Beachgoers are advised to always keep their eyes on the ocean.
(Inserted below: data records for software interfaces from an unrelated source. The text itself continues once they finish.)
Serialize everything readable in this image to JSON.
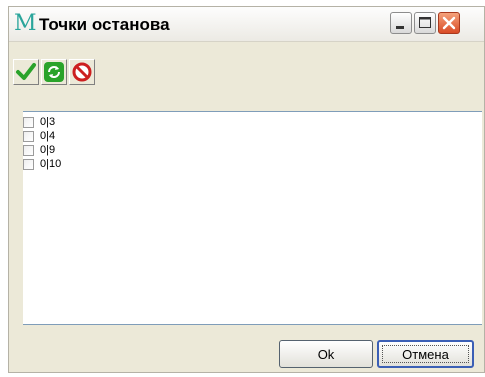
{
  "window": {
    "title": "Точки останова",
    "app_icon_letter": "M"
  },
  "toolbar": {
    "icons": [
      "check-icon",
      "refresh-icon",
      "no-entry-icon"
    ]
  },
  "breakpoints": {
    "items": [
      {
        "label": "0|3",
        "checked": false
      },
      {
        "label": "0|4",
        "checked": false
      },
      {
        "label": "0|9",
        "checked": false
      },
      {
        "label": "0|10",
        "checked": false
      }
    ]
  },
  "buttons": {
    "ok_label": "Ok",
    "cancel_label": "Отмена"
  },
  "colors": {
    "close_button": "#d94b26",
    "check_green": "#2aa32a",
    "no_entry_red": "#cc1f1f"
  }
}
Fishermen are being told not to fish from rocks and jetties.

BUS DRIVERS TESTIFY BEFORE FACT-FINDING PANEL: OAKLAND  (AP) — Drivers for a major San Francisco Bay area bus system told a state advisory board that they are threatening to strike because of violence on buses and a proposal that would have them pay some of their medical insurance premiums.

The Contra Costa Times reports that drivers for the Alameda-Contra Costa Transit District testified Monday before the 3-member panel created by Gov. Jerry Brown to help him decide whether to extend a strike ban by 60 days.

Brown banned the strike last week for 7 days so he could determine whether a longer cooling off period was warranted.

AC Transit management joined by advocates for the poor testified that a strike would cause serious problems Alameda and Contra Costa county riders, who make 181,000 trips a day.

NO ENDANGERED SPECIES STATUS FOR ASHY STORM PETREL: SAN FVRANCISCO. (AP) — Federal biologists have turned down Endangered Species Act protection for the ashy storm-petrel, a sea bird that breeds on islands off the California coast.

The U.S. Fish and Wildlife Service said Monday that the bird is going through natural population fluctuations, but is not in a long-term decline.

The agency says a review of the scientific information shows that the bird's range remains the same, and predation by burrowing owls and gulls at a major breeding site on Southeast Farallon Island is not causing a long-term problem.

The review was prompted by a lawsuit from the conservation group Center for Biological Diversity, which challenged a 2009 finding that protection was not warranted.